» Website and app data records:
----
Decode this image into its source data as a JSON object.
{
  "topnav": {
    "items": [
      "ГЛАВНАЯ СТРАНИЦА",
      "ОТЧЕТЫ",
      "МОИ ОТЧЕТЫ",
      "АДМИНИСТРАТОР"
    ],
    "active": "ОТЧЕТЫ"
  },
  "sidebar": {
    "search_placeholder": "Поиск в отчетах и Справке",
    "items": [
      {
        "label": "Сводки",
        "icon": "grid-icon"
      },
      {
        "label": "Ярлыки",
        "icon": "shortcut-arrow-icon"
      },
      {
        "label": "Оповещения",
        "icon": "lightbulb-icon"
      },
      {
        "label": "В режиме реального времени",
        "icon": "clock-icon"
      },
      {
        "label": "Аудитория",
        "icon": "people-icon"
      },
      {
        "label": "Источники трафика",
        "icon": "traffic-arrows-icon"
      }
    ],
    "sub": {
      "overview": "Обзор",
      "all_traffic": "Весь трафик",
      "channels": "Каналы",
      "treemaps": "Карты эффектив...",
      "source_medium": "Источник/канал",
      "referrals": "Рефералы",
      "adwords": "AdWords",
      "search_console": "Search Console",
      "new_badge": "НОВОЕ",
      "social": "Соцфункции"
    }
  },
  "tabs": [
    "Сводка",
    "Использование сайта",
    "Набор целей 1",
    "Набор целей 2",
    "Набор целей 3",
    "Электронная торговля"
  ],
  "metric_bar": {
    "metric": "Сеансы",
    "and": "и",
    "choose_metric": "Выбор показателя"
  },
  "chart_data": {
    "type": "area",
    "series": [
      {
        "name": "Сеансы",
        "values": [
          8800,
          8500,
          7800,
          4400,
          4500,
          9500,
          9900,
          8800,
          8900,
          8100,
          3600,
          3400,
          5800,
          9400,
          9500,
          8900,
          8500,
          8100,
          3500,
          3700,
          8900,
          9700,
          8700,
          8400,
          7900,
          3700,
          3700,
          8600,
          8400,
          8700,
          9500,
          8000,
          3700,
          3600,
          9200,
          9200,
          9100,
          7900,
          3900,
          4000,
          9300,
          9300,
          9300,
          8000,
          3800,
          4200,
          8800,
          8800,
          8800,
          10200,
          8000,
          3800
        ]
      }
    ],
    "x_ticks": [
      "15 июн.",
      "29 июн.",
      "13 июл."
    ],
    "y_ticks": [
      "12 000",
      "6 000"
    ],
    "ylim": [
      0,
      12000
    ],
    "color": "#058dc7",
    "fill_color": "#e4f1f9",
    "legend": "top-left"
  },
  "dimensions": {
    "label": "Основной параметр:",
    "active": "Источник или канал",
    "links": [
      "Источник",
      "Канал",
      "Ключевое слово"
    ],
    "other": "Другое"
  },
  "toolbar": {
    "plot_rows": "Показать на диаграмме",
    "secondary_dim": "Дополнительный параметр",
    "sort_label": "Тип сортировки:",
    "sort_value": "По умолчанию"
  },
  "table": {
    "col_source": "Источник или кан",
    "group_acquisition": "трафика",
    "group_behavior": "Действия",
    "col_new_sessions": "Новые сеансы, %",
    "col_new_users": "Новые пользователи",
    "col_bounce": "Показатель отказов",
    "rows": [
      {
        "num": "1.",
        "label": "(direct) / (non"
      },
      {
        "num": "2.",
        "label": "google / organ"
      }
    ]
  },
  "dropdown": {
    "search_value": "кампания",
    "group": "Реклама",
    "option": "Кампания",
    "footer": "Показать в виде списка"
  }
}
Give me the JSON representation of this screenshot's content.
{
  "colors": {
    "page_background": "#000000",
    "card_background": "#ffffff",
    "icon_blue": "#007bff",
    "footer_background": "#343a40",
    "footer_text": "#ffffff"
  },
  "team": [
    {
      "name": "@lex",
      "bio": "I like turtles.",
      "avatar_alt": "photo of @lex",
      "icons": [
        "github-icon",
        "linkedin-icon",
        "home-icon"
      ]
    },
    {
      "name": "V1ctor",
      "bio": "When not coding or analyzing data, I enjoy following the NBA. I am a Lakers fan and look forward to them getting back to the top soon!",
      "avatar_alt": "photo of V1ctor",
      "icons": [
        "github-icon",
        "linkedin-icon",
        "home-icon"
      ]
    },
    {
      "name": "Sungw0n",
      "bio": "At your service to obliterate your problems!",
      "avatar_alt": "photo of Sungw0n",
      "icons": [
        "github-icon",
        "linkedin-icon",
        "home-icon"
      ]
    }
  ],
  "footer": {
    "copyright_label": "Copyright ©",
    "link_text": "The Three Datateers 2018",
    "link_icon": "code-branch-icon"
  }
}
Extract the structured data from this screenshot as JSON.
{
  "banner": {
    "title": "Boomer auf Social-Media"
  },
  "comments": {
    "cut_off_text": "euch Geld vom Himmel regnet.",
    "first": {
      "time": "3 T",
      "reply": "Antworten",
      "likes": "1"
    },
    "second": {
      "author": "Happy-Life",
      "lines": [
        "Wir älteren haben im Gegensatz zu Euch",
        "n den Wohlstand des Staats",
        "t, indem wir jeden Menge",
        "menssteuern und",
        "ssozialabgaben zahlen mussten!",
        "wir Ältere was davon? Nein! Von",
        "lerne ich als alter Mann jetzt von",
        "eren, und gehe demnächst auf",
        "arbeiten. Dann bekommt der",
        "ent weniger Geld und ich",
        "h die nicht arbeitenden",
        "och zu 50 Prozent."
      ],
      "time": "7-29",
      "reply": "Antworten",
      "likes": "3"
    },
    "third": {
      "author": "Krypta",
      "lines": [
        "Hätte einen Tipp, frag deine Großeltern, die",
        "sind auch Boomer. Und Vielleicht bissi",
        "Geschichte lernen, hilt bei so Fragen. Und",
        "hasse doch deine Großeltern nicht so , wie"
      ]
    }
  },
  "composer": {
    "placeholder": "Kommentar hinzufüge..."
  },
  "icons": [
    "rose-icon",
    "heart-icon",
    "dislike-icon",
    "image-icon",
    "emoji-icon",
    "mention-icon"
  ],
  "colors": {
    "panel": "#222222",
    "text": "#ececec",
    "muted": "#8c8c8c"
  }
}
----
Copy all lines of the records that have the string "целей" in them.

» SOLUTION:
    "Набор целей 1",
    "Набор целей 2",
    "Набор целей 3",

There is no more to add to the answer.